“I don’t think people think our front court is as good as we think it is,” guard De’Aaron Fox said. “When those guys play big, I feel like we can’t lose.”
Teammate Tai Wynyard echoed the sentiment.
“Having both an inside and outside game is really huge,” he said. “If you have both aspects of the game, no one can really stop you.”
Although Kentucky posted up sparingly in the two exhibition games, the strategy has been emphasized in practice.
“He really wants to go to the ‘bigs’ this year,” Wynyard said of Calipari. “He knows we have a lot of good big-man talent. Definitely he wants to push it and get it in the post and try to make our team better.”
Besides the scoring in transition making the post game irrelevant against Asbury, Wynyard cited another reason for Kentucky not pounding the ball inside: Mercy.
“Today’s game was hard to post up, especially with the little guys,” he said of Asbury’s players. “I didn’t want to hurt them.”
A double-double was among the firsts for Mychal Mulder. He cited a driving dunk as another first.
“I don’t think I’ve had a dunk in Rupp other than the Blue-White Game,” he said. “All last year I went without a dunk.
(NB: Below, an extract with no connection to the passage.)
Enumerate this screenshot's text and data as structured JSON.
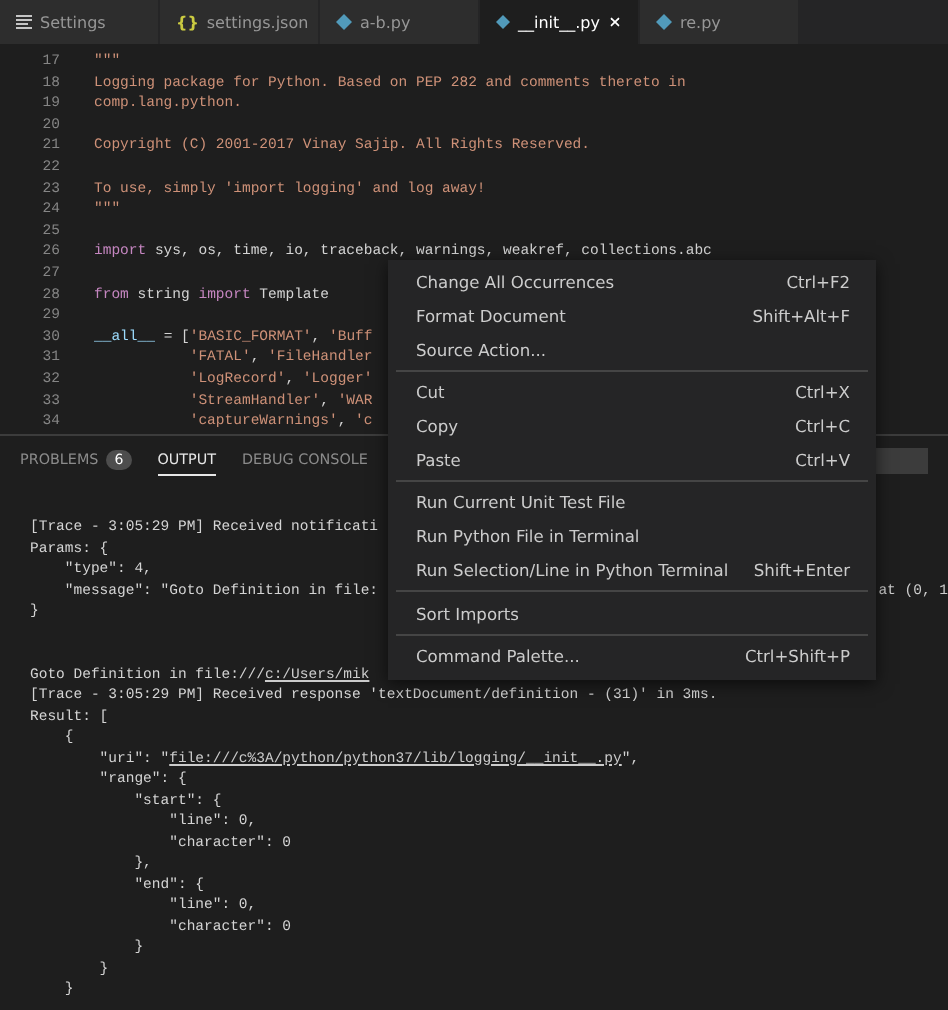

I think that’s my first year without dunking.”
Mulder’s 20 points and 11 rebounds was his first double-double for Kentucky.
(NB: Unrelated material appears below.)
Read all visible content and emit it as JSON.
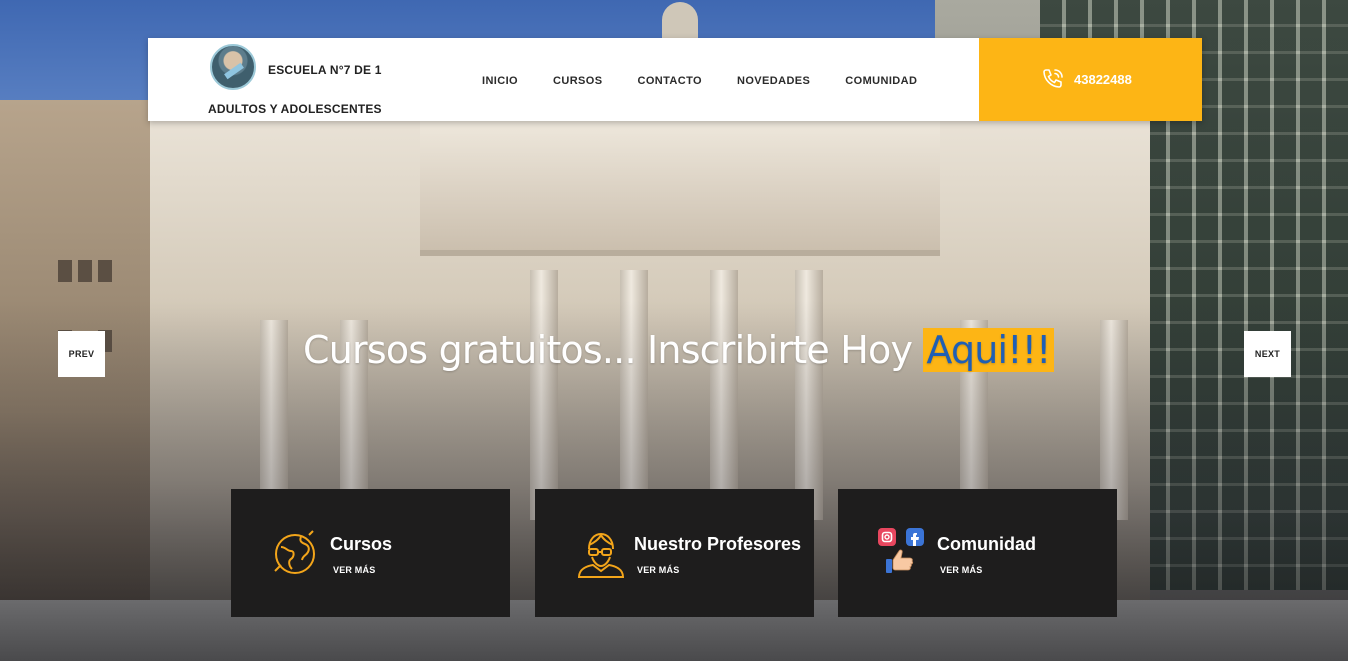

“I was really trying to get the last two rebounds,” he said.
Mulder defined his role as hitting open shots (his four three-pointers were two more than he made all last season), finishing plays at the rim and defending.
“It’s important to hit shots,” he said, “but probably more important to play defense, rebound the ball, fight and battle.”
For Kentucky fans looking to pick a nit, there was this: Isaiah Briscoe picked up offensive fouls on back-to-back possessions before the first television timeout. He shoved a defender out of his path to the basket, then bowled into another defender.
Calipari has said repeatedly this preseason that he will want Briscoe and/or Fox on the floor at all times.
Later, Briscoe missed a wide-open layup. An Asbury turnover a moment later gave him a chance for a reprieve. Inexplicably, he did not dunk the second wide-open shot at the basket. Instead he laid it in.
“He got his his dunk in the first half,” Fox teased. “He’s done for the year.”
Wynyard wore a mask to protect a facial bone he broke in a preseason practice. It’s a hindrance, he said.
“They think I can see through it,” he said. “But I can’t really see through it. … It’s like goggles. Like looking through goggles.
“There was a lob I couldn’t see. It was like me grabbing at it blindfolded.”
Wynyard said he hoped to not have to wear the mask in another week or so.
Church and state
Asbury, a nondenominational school that espouses Christian values, does not typically play on Sundays.
In the early 1980s, the men’s soccer team won a berth in the NAIA national tournament. But the school turned down the bid because its team would have to play on a Sunday.
“Have we played on a Sunday? Yes,” Athletics Director Mark Perdue said. “It has to be an extreme circumstance.”
Coach Will Shouse looked around Rupp Arena 90 minutes before the tip and said with a smile, “This is worthy of an exception.”
It wasn’t the first time Asbury’s athletics director had been rooting for the visiting team in Rupp Arena.
He was the trainer for Marshall when the Herd played in the 1988 UKIT. “I thought that was the coolest thing,” he said.
Asbury had an allotment of 50 tickets for the game. Asbury bought an additional 50 tickets.
Asbury averaged 381 fans for its 14 home games last season. The school does not charge admission, Perdue said.
Stephen F. Austin at Kentucky
What: Regular-season opener
When: 7 p.m. Friday
TV: SEC Network